NEARLY five months after their teenage son died in their arms, the family of Martin Thomas have long given up waiting for any official statement of sympathy or even recognition of the tragic events surrounding his death.

They still grieve for the football-mad 14-year-old who was full of life. Bitterness still creeps into the voice of his father, Anthony, as he tells of the evening of 26 October last year.

It was Martin's misfortune to suffer a severe asthma attack on the day that London's Ambulance Service descended into chaos. Mr Thomas, 39, dialled the emergency services from his home in Keston, near Bromley, on the south-eastern fringes of the capital. Three times within 45 minutes that evening Mr Thomas and then a neighbour dialled 999. Each time they were held in a queuing system for up to six minutes.

But as Mr Thomas, who is disabled after a road accident, cradled his son in his arms, he died. A neighbour, who was also an ambulance paramedic, tried to resuscitate the boy.

Eventually the neighbour had to guide the ambulance, based seven miles away in Croydon, south London, to the house by telephone because the crew had lost their way.

'Nobody should have to go through what we had to endure,' he said afterwards.

At the inquest on 10 December, the Croydon coroner was given evidence of the events that led to the delay. The emergency call had got lost in the computer and was not given out until 15 minutes after it was logged. The ambulance was forced to stop continually because its A to Z was outdated, and ultimately got lost.

The coroner said he would have demanded an inquiry into the role of the ambulance service in the distressing episode but for the evidence of the pathologist, who said that Martin had had an extremely severe attack and the late arrival of the ambulance made no difference. A verdict of death by natural causes was recorded.

But Mr Thomas, who has three other sons and a young daughter, said: 'That was the verdict in all the cases where the ambulance service's efficiency was called into question. The fact is that we will never, never know if it would have made any difference. The outcome of the court doesn't console us.'

However, he was quick to absolve the ambulance crew which finally took his son to Bromley hospital. 'The ambulancemen were brilliant,' he said. 'As soon as they turned up they did everything they could.'

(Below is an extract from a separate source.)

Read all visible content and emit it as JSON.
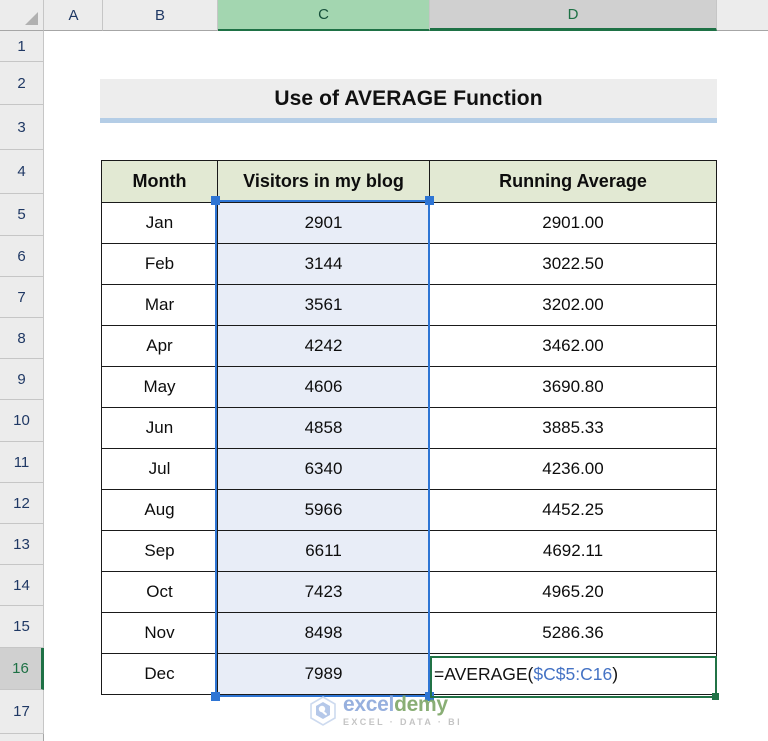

Mr Thomas added: 'We are still very angry because when Virginia Bottomley (Secretary of State for Health) got all the reports, she never sent us a letter saying 'sorry' or anything. Nor did the ambulance service.'

(Photograph omitted)